Barrel Heat

Discussion in 'Rifles, Bullets, Barrels & Ballistics' started by royinidaho, May 14, 2006.

  1. royinidaho

    royinidaho Writers Guild

    Jan 20, 2004
    Barrel is Lilja #4 Contour CM beaded w/matt bluing.

    On a 70 degree plus day like yesterday the barrel heats, I would say really fast. 3 well spaced shots and its hotter than I would like. Can hold on to it but its HOT. 5 well spaced shots and you can't hold onto it.

    It also doesn't cool as rapidly as I am used to. When it had the Douglas barrel on it (30 years) I never noticed this kind of heating.

    Usually shot in complete sun light, not many trees in Idaho. Shade does help though.

    Any difference between CM and SS? What about Flutes?
  2. Bart B

    Bart B Well-Known Member

    Dec 25, 2005
    If the cartridge is the same as you used before, one reason the new barrel heats up faster may be due a smaller bore/groove diameter. Or if the new barrel has a much faster twist. If it's rougher than the old one, that can cause a barrel to heat up faster, but usually only during the first few shots.

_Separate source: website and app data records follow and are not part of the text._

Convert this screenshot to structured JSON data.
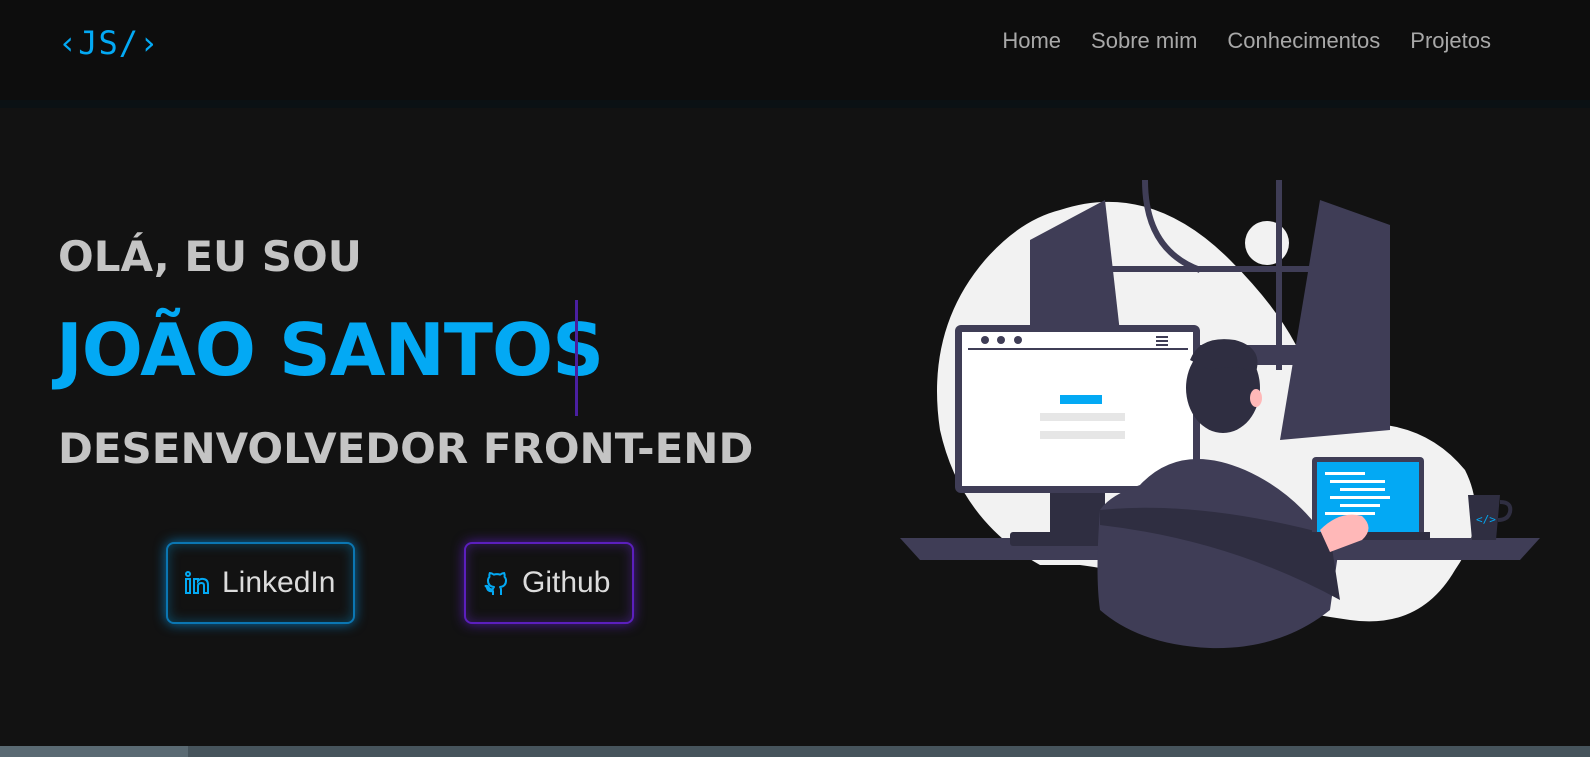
{
  "header": {
    "logo": "‹JS/›",
    "nav": [
      "Home",
      "Sobre mim",
      "Conhecimentos",
      "Projetos"
    ]
  },
  "hero": {
    "greeting": "OLÁ, EU SOU",
    "name": "JOÃO SANTOS",
    "role": "DESENVOLVEDOR FRONT-END",
    "buttons": {
      "linkedin": "LinkedIn",
      "github": "Github"
    }
  },
  "colors": {
    "accent": "#03a9f4",
    "purple": "#5b1fbd",
    "background": "#121212",
    "text": "#c4c4c4"
  },
  "icons": {
    "linkedin": "linkedin-icon",
    "github": "github-icon",
    "code_mug": "code-icon"
  }
}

    Some tests were run years ago comparing four different barrels of the same material, had the same countour ('cept for the fluted one), bore and groove diameters and were chambered for the same cartridge. The differences were one was shiny smooth, another fluted but a bit larger in diameter to have the same weight as the others, one was fine bead blasted and the last was coarse bead blasted.

    Each one heated up a bit faster or slower than another and cooled off the same way. Evidence showed the following:

    Shiny smooth barrel heated the fastest and cooled the slowest.

    Fine bead blasted one was second in heating and third in cooling.

    Fluted barrel was third in heating and in second place cooling.

    Coarse bead blasted heated the slowest and cooled the fastest.

    If you want your new barrel to cool faster, I'd get it coarse bead (or sand) blasted. Fluting it will make it less stiff plus changing the bore and groove diameters; more at the ends of the flutes than between them. If it's a button-rifled barrel, the area between the flute ends will be a bit smaller in diameter with an oversize ring at each end. If it's a hammer forged barrel the dimensions between and at the flute ends will reverse. Hammer forged and button rifled finished barrels typically aren't as accurate after fluting. Bore and groove dimensions won't change much at all if it's a cut-rifled barrel and accuracy usually doesn't change if light fluting cuts are made.

    I don't know if chrome moly heats and cools the same as stainless steel or not. Do an internet search for steel properties, type 4140 chrome moly and 416R stainless; that may give some numbers to help out.

  3. goodgrouper

    goodgrouper Well-Known Member

    Sep 3, 2004
    [ QUOTE ]
    Or if the new barrel has a much faster twist.

    [/ QUOTE ]

    That has been tested over and over and the difference was so minute that it couldn't even be measured during several of the tests.

    The more likely answer is a rougher bore or smaller bore or different metallurgy.
  4. royinidaho

    royinidaho Writers Guild

    Jan 20, 2004
    Barrel may be "small" bored per discussion w/Kirby regarding Lilja barrels.

    Interior of barrel is smooth as a new born baby's butt.... Zero/ziltch/naada copper fouling that is, 40 shots wipe out over night no blue color. Only grungy RL-22 residue

    Shooting 58.9 gr RL-22 and Hor 140 BTSP interlocks @ 3200.

    Outside of bbl is fine beaded w/some kind of a very light (read thin) black finish. Was done by a Lilja recommended smith in Grand Junction Colorado. Who did an outstanding job by the way. Still like those groups in the 1s when the sun/moon/stars line up. /ubbthreads/images/graemlins/grin.gif

    RE flutes: Won't flute this one but the next on is to be a Lilja #7 with 50 cal flutes. Same cal. but much larger case. I think the flutes are a good choice on that one.

    Edited below:

    OBTW - Its a 12 twist and the other barrel, the Douglas, was a 10 and had my own slow rust blue job which was to be a redo of my original slow rust brown (which was beautiful BTW) but when I touched it w/a stainless brush it turned blue. This process BTW puts the toughest finish on metal that I've had on any of my rifles.

    Thanks for the info guys.